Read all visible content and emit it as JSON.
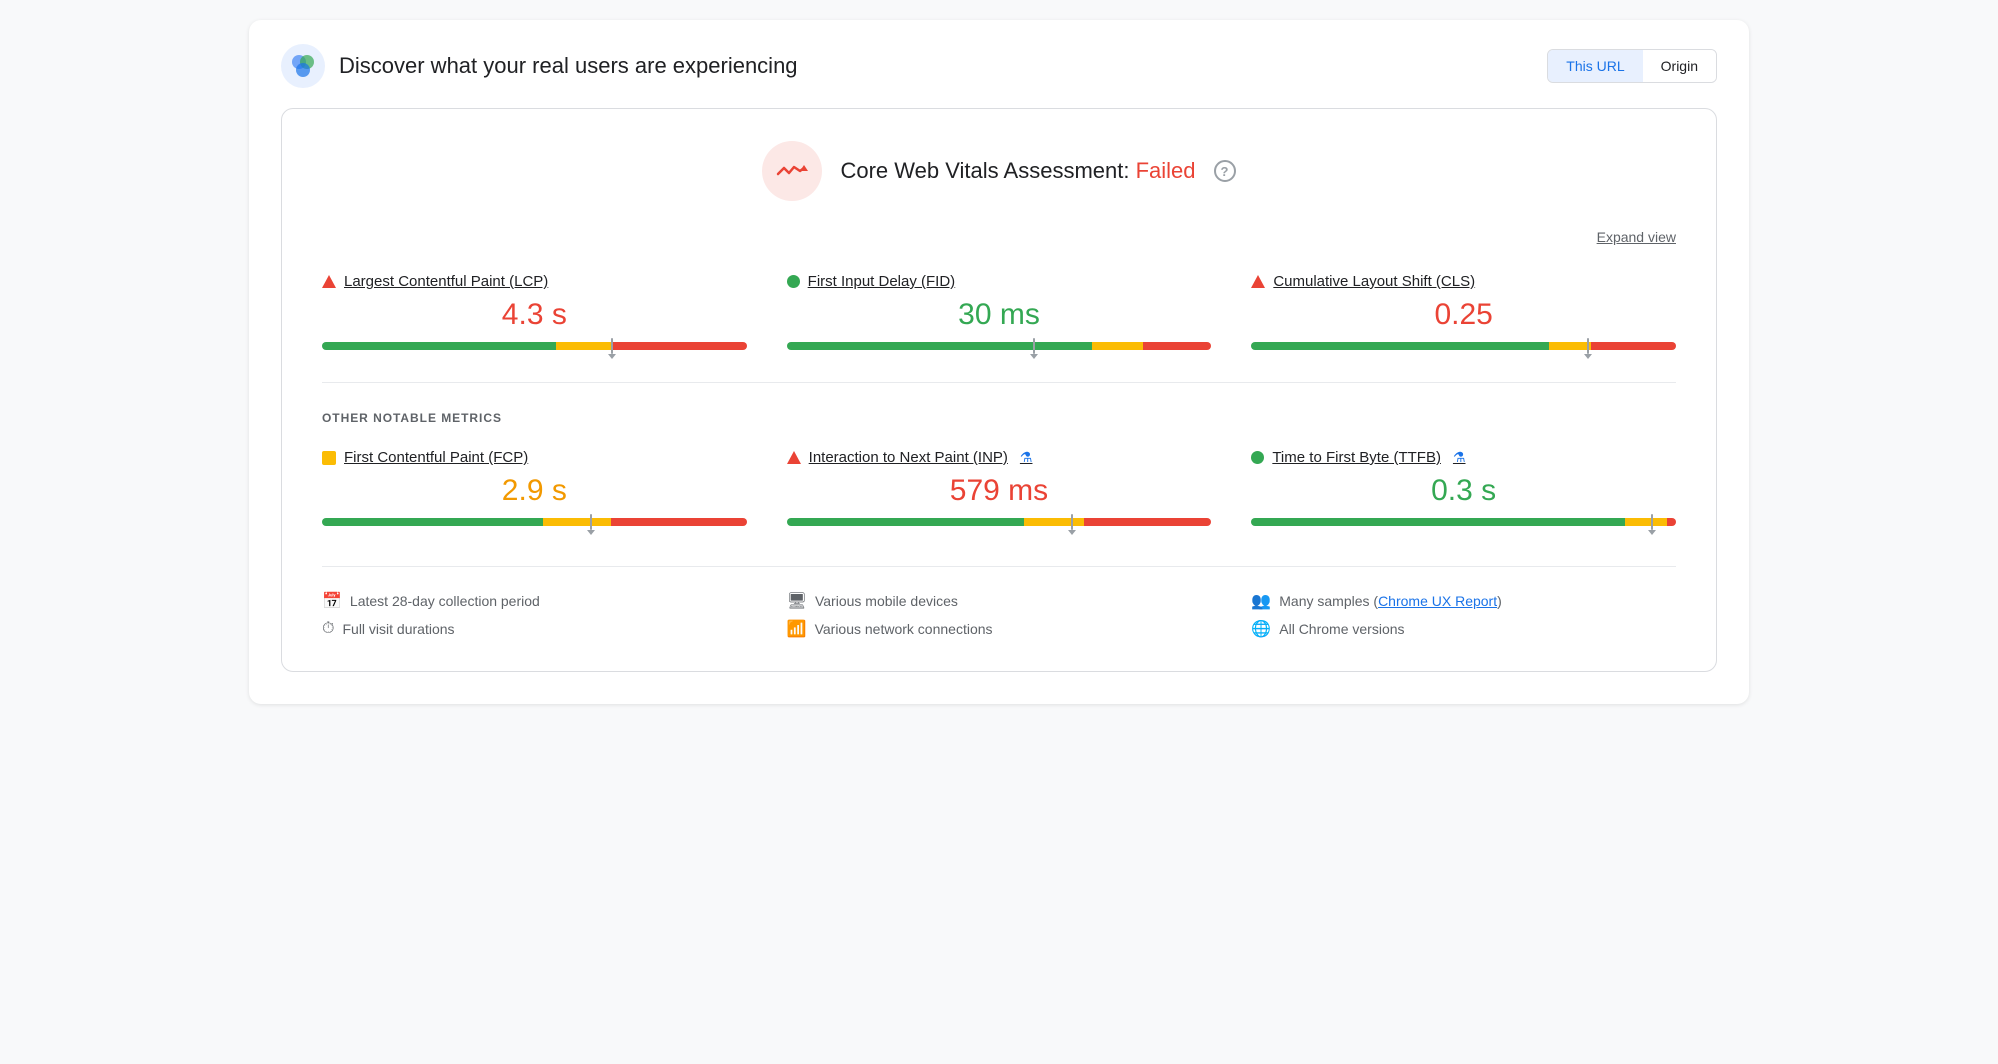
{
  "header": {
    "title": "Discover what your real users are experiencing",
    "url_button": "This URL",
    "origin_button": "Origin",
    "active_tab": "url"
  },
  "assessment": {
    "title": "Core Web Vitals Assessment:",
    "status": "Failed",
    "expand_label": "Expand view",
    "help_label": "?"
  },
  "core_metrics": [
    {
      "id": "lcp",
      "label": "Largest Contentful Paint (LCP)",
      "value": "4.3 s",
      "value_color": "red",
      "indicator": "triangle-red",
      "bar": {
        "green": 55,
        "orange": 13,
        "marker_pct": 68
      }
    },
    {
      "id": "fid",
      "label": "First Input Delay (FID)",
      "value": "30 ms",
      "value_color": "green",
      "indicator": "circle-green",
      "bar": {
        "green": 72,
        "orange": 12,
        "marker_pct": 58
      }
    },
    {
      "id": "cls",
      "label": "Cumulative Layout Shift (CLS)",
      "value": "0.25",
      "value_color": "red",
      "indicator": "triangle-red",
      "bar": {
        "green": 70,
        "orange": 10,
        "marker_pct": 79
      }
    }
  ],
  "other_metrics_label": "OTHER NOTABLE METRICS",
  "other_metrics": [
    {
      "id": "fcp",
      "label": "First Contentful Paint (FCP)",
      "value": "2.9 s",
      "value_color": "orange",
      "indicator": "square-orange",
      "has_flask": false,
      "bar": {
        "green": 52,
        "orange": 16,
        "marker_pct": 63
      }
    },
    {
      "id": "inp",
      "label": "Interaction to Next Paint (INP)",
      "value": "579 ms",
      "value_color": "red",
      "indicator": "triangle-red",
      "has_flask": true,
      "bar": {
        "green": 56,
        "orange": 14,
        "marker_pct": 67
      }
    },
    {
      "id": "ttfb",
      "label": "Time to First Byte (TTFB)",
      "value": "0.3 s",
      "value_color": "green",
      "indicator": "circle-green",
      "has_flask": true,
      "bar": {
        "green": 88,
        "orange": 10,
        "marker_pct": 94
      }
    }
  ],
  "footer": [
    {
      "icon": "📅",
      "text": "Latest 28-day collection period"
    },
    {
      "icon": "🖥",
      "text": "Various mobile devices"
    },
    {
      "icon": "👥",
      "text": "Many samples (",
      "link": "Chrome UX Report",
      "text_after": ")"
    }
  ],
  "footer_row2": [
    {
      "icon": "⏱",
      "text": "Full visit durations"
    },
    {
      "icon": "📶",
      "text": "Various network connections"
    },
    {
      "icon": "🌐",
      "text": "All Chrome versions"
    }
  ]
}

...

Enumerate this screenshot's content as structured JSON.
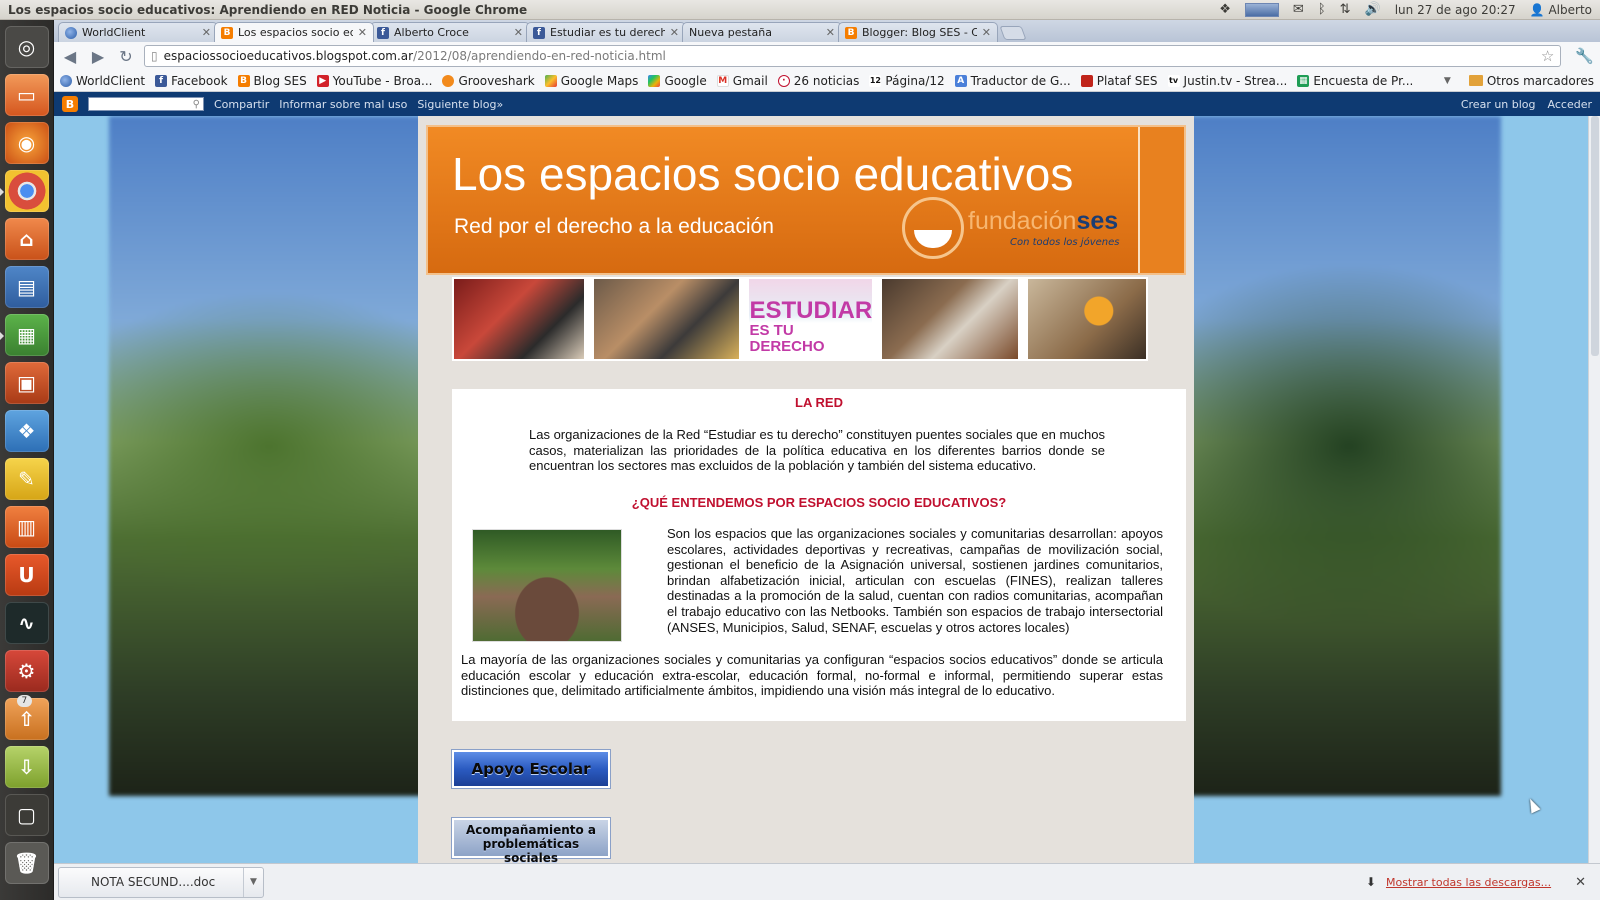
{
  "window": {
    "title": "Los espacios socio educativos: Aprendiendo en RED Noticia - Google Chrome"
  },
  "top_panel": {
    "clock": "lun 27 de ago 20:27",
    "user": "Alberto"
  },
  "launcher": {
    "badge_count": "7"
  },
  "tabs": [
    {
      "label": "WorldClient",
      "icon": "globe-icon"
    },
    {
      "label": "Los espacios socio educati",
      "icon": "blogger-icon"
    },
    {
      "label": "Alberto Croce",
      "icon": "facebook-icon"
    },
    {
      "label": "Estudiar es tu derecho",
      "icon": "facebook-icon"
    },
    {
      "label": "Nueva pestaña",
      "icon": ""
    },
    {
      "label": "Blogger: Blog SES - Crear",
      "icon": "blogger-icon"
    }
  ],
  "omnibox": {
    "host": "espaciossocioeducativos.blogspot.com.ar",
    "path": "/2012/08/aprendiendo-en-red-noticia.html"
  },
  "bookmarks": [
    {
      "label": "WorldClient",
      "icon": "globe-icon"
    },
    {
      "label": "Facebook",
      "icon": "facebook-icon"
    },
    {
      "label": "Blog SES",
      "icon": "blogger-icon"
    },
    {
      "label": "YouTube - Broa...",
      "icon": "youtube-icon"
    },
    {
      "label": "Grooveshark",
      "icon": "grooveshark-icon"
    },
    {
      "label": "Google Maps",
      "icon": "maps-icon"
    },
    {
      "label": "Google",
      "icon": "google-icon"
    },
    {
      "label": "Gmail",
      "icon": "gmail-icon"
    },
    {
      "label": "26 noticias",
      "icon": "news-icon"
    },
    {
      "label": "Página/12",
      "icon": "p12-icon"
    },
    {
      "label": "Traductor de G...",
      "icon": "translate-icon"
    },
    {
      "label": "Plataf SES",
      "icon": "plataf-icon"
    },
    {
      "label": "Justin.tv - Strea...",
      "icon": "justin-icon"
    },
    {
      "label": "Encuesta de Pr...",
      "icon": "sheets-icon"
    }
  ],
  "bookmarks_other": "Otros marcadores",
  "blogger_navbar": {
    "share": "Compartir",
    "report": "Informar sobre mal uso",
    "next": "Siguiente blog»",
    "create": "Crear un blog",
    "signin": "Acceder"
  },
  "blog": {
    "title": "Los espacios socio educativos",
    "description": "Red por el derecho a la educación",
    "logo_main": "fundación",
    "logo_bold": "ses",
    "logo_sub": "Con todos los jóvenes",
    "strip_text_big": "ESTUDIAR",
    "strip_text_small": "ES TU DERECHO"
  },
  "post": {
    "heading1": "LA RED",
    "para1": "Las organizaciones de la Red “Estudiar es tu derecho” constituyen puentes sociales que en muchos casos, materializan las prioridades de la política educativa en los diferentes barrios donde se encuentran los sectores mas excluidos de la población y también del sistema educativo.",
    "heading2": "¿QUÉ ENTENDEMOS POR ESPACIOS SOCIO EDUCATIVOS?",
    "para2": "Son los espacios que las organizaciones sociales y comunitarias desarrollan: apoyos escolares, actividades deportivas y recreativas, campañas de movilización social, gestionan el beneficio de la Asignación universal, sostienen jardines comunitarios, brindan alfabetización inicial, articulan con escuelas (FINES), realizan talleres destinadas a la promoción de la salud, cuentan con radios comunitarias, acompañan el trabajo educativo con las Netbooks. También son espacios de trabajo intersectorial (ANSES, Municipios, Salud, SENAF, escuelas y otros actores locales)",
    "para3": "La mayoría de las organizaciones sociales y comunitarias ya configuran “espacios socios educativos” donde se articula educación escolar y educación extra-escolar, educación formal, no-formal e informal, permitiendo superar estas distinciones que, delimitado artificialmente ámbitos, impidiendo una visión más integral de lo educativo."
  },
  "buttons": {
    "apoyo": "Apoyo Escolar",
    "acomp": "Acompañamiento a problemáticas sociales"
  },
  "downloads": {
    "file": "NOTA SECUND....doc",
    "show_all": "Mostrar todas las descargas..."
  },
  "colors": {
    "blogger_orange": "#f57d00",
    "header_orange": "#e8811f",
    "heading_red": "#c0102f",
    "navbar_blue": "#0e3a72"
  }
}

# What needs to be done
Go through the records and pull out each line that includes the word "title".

# Task solution
    "title": "Discover what your real users are experiencing",
    "title": "Core Web Vitals Assessment:",
    "title": "Los espacios socio educativos: Aprendiendo en RED Noticia - Google Chrome"
    "title": "Los espacios socio educativos",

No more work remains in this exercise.